MATERIAL PROVIDED Block Start

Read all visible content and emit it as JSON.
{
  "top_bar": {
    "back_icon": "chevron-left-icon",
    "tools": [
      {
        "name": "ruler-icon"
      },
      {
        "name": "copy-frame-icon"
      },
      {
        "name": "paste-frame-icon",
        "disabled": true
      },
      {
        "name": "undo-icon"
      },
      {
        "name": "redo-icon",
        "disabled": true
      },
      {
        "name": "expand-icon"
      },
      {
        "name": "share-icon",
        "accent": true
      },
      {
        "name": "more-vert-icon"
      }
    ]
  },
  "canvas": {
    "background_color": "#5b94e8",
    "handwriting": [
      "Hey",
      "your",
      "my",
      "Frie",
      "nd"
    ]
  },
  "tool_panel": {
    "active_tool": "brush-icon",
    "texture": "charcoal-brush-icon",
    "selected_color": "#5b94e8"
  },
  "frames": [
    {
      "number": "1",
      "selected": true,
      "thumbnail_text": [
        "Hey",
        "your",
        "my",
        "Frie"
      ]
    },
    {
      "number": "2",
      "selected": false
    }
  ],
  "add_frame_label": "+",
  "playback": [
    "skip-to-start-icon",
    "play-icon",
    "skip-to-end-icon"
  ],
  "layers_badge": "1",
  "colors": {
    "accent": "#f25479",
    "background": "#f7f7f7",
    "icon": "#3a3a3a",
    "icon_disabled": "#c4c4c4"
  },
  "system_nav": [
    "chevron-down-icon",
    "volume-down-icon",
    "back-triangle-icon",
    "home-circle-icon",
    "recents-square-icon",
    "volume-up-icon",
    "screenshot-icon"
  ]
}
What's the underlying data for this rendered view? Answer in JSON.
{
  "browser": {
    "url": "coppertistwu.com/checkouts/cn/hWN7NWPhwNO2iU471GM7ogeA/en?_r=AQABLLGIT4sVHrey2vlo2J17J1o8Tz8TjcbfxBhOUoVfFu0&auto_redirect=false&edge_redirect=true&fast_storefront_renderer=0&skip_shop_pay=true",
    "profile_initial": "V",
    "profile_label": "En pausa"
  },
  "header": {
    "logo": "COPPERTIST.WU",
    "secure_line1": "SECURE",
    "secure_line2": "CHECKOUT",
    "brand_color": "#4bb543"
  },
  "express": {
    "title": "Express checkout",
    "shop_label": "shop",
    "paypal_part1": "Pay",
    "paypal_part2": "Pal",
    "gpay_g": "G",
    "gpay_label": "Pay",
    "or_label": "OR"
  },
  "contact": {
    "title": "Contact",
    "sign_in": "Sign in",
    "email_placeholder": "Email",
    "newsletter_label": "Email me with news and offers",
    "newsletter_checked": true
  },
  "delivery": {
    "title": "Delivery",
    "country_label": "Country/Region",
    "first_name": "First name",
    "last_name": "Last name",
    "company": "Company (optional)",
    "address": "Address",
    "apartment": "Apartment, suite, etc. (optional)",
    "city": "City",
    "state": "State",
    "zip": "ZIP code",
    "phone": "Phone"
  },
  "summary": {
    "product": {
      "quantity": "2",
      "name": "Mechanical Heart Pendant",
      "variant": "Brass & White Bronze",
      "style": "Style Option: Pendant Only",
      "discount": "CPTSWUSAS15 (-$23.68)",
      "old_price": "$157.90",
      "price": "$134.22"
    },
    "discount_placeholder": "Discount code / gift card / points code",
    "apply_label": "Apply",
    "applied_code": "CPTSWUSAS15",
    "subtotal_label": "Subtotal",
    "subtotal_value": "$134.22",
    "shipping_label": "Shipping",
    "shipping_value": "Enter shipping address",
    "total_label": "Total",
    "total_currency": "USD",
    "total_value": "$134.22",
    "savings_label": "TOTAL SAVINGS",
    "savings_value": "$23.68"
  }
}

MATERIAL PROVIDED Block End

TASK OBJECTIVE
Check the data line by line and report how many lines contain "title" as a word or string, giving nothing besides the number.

THE ANSWER
3